### WHAT YOU HAVE TO DO
Below are the lines to check; count those holding the string "JSON" and give only the number.

________________________________________

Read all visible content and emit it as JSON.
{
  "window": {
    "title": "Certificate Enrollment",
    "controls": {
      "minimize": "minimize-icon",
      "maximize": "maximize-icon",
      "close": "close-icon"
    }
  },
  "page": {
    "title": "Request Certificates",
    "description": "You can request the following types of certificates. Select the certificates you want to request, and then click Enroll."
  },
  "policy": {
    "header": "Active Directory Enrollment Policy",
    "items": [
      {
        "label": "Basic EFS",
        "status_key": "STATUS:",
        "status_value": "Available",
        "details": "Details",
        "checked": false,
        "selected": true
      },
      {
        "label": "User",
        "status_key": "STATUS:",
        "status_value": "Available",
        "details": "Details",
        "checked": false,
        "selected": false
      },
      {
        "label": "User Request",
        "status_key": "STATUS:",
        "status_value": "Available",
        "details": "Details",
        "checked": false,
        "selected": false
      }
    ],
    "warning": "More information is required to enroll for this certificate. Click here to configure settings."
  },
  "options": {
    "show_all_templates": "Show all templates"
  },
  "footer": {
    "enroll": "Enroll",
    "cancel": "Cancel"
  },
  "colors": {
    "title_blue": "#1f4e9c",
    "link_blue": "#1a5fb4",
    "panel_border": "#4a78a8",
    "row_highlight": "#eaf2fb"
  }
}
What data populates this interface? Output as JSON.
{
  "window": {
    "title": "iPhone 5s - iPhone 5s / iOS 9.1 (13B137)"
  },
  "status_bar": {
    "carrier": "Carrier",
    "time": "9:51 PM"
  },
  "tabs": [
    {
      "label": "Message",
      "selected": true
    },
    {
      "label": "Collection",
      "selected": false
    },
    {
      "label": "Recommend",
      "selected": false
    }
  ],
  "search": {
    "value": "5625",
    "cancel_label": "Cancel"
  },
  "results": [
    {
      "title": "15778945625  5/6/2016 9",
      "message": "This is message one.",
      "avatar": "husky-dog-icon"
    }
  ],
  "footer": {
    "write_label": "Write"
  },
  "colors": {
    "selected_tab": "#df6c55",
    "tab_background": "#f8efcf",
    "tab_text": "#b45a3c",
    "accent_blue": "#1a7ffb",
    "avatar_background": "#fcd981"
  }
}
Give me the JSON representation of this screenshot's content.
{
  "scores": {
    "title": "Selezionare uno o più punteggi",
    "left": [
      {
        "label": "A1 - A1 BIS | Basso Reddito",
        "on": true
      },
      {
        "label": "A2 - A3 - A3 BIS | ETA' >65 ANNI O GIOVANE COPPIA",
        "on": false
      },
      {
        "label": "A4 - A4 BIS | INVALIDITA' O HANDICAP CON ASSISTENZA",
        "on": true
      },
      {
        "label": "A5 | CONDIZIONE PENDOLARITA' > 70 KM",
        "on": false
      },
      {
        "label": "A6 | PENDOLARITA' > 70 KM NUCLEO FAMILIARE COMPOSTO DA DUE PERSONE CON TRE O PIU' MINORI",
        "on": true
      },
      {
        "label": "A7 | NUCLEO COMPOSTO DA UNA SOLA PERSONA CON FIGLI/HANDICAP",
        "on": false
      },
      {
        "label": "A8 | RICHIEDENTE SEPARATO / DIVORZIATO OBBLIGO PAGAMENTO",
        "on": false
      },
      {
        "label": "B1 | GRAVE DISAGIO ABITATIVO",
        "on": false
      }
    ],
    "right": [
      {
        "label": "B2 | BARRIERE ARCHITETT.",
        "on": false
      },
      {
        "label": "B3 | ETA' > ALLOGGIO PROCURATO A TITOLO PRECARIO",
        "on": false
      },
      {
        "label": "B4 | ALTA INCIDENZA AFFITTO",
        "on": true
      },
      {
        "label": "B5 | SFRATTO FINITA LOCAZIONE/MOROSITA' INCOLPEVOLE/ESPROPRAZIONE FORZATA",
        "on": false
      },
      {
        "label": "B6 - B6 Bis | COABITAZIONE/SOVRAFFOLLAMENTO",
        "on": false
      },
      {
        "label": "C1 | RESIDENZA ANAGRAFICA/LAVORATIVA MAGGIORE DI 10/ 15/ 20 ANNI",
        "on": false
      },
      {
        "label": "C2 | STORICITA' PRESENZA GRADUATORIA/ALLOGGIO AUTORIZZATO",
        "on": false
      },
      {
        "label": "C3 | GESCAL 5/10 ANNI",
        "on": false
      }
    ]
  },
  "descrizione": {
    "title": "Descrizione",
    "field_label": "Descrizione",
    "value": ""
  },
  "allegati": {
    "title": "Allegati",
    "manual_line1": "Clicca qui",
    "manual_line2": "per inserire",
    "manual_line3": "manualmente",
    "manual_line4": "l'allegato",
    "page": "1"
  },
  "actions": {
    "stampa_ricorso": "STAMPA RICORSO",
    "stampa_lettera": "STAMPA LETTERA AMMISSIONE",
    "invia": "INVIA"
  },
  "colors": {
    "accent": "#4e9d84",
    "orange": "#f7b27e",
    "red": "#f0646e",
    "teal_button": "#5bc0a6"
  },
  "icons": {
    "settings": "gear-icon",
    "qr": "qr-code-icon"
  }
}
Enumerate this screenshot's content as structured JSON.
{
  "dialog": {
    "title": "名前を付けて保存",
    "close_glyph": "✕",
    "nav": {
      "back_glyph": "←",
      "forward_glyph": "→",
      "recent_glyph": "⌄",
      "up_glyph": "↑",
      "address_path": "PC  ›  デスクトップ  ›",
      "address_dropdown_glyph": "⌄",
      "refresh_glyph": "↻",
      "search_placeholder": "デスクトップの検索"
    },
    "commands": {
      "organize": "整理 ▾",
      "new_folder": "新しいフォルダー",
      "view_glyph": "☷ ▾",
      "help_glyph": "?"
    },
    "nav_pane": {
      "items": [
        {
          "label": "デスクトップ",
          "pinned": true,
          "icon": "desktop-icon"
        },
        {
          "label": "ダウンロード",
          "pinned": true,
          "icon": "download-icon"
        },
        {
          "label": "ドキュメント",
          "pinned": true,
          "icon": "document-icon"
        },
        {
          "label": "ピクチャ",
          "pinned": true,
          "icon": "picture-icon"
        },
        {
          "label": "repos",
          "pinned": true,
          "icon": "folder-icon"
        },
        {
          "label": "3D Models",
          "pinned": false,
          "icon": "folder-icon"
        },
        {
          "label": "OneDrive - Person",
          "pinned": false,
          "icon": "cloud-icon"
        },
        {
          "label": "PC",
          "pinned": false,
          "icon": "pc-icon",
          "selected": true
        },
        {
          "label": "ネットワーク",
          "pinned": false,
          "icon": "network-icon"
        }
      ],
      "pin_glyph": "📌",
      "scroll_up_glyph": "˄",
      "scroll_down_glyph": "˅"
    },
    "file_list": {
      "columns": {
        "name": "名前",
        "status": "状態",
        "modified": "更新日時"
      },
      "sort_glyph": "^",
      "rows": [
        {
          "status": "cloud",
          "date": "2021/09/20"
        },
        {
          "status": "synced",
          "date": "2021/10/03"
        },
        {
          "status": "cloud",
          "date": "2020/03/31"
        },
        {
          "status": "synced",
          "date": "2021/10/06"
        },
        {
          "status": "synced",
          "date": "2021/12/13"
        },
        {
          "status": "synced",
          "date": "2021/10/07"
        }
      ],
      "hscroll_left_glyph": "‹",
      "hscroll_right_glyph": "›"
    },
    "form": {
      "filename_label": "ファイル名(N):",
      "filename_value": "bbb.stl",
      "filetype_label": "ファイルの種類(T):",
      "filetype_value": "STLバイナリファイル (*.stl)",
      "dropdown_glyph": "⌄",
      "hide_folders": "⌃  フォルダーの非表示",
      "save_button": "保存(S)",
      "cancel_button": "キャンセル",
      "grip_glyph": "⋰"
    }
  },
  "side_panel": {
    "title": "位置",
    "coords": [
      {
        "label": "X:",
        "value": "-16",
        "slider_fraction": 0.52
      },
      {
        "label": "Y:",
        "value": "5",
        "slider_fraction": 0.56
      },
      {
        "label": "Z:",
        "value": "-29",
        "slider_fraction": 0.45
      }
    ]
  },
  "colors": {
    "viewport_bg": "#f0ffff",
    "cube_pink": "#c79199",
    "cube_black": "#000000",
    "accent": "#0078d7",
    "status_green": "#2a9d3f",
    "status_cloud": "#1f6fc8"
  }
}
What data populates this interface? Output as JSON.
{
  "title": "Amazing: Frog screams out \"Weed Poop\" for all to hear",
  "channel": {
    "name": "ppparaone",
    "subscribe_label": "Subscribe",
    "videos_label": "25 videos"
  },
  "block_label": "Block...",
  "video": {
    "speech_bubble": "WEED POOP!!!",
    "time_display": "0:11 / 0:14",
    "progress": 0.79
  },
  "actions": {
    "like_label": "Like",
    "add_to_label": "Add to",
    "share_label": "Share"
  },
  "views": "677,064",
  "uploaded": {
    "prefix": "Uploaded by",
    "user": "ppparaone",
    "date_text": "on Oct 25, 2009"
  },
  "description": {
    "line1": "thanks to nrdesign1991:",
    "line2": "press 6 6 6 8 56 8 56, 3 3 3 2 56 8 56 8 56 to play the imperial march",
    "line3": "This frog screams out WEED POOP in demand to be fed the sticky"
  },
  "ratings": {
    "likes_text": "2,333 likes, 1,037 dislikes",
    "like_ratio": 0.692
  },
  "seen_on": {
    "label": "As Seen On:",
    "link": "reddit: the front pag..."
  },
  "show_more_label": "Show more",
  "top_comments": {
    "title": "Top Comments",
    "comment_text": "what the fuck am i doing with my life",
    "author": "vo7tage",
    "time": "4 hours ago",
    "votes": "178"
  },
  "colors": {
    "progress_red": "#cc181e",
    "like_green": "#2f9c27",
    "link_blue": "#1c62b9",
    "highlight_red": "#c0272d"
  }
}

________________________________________

### ANSWER TO THIS TASK
5